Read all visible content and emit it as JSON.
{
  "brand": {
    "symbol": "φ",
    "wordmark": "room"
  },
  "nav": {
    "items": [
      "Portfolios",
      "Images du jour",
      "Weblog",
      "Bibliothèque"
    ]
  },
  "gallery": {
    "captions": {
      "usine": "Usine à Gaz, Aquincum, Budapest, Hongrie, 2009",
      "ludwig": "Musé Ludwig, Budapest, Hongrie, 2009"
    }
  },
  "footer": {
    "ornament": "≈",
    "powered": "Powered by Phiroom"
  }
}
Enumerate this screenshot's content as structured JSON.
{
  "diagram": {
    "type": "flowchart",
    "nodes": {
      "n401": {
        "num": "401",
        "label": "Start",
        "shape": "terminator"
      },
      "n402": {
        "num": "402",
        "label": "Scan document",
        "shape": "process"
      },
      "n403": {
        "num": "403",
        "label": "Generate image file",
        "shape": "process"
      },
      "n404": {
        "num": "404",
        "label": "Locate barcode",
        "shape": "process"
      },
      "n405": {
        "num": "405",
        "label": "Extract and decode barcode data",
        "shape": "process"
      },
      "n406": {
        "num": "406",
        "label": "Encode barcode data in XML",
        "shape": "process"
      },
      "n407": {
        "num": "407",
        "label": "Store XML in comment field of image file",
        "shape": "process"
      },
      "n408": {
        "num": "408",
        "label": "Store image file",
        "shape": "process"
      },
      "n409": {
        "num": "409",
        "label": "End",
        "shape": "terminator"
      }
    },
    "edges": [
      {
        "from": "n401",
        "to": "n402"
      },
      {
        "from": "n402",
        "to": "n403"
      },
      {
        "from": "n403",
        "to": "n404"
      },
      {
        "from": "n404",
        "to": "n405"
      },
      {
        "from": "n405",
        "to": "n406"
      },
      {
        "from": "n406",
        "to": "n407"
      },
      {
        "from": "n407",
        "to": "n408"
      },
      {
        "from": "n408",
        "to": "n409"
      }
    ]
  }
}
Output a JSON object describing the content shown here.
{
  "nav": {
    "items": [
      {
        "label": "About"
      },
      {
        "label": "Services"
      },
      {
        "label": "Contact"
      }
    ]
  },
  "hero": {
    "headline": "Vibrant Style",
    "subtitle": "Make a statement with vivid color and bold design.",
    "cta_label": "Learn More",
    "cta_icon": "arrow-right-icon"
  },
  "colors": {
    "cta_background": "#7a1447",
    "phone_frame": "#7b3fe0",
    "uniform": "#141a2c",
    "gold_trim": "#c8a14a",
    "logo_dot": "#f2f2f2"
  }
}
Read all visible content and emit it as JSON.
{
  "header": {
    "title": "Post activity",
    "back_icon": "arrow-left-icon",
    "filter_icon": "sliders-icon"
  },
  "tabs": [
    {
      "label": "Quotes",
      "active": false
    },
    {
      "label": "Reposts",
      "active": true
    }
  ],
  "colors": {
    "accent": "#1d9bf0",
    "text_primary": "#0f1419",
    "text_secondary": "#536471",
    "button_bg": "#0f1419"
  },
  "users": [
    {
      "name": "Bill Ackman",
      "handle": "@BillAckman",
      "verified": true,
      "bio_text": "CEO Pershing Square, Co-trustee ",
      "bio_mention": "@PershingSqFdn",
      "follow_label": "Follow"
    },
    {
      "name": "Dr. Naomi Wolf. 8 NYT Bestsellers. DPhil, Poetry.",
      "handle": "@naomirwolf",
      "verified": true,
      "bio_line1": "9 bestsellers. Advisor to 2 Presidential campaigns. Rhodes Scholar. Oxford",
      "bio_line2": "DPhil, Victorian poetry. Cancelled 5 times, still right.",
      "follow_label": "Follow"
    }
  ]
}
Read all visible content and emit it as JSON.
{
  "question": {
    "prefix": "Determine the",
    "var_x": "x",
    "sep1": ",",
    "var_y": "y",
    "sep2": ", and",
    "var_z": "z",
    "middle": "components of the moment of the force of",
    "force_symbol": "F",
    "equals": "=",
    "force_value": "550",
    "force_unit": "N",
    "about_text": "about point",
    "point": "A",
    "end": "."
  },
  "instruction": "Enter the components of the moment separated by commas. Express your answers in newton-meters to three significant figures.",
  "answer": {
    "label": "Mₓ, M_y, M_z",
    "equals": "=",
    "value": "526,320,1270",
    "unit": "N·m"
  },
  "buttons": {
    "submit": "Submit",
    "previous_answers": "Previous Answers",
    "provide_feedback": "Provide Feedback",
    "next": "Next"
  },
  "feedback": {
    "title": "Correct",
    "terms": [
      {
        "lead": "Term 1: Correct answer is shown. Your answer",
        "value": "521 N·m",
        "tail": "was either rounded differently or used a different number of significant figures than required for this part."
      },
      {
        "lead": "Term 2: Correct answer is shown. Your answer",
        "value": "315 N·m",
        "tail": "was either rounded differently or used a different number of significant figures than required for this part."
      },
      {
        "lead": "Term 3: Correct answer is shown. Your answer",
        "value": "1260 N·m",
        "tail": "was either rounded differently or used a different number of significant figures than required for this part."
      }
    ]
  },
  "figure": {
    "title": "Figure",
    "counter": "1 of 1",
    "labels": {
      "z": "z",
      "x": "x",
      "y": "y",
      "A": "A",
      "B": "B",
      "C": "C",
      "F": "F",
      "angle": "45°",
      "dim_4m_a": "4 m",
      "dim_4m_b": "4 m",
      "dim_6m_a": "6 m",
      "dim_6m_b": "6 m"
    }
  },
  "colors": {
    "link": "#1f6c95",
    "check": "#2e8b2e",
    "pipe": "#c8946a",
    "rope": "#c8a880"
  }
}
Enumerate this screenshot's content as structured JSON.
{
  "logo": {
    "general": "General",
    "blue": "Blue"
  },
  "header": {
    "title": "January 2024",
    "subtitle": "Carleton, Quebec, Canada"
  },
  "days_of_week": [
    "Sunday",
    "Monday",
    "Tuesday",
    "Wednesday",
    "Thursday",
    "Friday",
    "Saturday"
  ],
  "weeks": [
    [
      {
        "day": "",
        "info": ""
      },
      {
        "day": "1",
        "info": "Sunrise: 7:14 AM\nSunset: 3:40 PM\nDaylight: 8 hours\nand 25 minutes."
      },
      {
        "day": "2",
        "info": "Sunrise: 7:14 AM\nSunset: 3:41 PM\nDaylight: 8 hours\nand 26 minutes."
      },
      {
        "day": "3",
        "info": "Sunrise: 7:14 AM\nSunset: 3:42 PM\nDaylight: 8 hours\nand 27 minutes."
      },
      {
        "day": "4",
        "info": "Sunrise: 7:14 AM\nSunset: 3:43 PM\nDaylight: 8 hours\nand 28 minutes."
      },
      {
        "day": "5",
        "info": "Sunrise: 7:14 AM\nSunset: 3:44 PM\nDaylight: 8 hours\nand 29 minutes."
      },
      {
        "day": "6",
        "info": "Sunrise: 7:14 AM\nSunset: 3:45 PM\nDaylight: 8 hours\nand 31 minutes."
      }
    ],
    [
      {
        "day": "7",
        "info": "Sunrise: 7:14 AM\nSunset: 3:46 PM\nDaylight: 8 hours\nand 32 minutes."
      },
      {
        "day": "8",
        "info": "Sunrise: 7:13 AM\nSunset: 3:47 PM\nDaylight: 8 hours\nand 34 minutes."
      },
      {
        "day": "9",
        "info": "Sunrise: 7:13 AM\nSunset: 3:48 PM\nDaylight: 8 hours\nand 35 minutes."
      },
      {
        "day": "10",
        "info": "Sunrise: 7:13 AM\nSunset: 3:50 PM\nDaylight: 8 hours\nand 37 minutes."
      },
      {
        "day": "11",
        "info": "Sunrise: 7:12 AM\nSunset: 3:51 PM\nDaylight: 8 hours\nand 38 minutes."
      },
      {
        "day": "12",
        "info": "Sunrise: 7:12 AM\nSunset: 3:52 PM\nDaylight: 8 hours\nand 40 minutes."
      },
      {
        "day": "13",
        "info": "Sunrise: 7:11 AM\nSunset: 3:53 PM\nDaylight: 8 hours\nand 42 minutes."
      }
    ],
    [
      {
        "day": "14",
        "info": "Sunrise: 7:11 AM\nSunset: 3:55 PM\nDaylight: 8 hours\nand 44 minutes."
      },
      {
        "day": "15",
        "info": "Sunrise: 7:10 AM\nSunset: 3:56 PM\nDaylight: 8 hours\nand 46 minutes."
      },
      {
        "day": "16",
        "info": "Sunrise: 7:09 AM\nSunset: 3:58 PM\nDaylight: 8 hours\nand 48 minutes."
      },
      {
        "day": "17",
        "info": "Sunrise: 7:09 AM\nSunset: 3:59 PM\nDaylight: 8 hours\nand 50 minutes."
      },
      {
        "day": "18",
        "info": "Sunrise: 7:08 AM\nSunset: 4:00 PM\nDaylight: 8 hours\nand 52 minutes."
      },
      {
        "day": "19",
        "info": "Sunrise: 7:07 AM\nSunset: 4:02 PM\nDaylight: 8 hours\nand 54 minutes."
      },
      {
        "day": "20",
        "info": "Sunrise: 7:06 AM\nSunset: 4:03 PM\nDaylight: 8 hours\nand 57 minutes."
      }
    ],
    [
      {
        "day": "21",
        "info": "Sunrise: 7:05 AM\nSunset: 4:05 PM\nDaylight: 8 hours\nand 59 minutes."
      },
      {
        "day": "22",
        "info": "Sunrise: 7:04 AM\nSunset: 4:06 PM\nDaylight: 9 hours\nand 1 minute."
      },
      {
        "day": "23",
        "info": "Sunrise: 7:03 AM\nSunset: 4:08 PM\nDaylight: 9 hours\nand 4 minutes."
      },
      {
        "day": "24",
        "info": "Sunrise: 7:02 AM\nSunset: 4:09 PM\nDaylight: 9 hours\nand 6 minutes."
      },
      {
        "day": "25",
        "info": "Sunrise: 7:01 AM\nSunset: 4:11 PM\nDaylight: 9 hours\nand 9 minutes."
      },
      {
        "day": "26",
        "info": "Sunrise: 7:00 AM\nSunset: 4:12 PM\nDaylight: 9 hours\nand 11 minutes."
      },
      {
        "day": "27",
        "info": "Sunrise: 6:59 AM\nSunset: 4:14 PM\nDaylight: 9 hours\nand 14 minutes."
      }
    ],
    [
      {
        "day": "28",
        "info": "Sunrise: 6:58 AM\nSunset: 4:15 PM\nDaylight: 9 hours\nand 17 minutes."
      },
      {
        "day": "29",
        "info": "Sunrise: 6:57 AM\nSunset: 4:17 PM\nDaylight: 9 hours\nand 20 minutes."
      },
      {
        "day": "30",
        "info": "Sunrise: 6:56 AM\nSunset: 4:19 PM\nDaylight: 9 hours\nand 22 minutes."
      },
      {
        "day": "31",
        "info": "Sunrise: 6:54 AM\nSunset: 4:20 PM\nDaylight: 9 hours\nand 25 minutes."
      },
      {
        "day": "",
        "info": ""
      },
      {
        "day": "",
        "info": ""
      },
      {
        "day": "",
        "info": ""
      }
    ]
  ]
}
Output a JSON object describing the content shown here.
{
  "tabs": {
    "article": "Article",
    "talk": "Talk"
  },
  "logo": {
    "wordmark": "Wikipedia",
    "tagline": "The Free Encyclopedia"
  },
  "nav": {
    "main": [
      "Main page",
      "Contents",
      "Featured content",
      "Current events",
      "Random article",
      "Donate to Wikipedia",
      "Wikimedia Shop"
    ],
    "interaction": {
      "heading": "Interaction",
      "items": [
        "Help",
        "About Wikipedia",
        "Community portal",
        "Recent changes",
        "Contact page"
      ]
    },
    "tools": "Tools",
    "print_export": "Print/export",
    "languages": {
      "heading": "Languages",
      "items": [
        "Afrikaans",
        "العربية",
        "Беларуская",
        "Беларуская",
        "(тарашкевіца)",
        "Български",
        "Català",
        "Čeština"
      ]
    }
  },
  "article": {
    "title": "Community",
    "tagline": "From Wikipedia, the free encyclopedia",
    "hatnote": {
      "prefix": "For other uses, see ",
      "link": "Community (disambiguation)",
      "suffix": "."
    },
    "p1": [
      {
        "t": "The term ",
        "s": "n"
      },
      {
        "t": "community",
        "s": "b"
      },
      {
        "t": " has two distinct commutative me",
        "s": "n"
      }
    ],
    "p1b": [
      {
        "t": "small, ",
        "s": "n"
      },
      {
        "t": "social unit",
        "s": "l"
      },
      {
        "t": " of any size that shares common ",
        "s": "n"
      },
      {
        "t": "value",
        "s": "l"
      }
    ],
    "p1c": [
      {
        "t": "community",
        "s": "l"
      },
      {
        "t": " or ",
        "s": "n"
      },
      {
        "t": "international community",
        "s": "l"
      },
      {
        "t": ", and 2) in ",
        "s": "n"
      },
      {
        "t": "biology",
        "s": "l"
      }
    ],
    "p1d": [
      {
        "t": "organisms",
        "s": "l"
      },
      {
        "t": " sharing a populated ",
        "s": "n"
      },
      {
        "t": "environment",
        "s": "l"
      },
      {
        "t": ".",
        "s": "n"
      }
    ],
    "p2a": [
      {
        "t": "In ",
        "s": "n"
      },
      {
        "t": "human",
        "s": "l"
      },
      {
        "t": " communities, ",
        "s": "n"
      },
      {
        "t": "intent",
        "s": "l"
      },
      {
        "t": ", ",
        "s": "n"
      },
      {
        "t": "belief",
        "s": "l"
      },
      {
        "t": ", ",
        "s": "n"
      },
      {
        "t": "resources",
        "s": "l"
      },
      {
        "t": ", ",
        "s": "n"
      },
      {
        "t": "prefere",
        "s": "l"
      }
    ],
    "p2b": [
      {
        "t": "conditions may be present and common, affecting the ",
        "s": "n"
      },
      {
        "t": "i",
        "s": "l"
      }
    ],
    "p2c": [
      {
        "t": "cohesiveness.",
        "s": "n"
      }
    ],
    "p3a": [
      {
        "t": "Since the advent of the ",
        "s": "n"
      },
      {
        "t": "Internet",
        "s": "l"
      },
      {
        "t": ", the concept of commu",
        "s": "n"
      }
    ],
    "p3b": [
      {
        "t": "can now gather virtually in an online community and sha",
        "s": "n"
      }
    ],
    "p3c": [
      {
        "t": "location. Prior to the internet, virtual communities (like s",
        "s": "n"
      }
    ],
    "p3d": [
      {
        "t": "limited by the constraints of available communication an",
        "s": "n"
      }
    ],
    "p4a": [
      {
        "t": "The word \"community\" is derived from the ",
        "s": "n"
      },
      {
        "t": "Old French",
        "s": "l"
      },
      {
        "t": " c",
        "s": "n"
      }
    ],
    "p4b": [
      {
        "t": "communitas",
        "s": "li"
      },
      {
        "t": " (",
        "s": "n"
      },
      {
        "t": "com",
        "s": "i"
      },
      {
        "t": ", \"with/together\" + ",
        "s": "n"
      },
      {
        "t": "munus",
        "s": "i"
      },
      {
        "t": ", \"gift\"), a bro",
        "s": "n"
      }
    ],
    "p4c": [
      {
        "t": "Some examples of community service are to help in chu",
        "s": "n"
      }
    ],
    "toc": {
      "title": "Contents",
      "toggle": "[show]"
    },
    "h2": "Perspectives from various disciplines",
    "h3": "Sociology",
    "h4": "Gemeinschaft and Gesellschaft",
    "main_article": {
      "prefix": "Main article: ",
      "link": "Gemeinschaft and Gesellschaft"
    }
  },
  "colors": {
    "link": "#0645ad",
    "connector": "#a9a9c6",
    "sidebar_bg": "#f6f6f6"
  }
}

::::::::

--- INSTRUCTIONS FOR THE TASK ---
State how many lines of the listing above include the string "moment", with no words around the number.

--- ANSWER BOX ---
2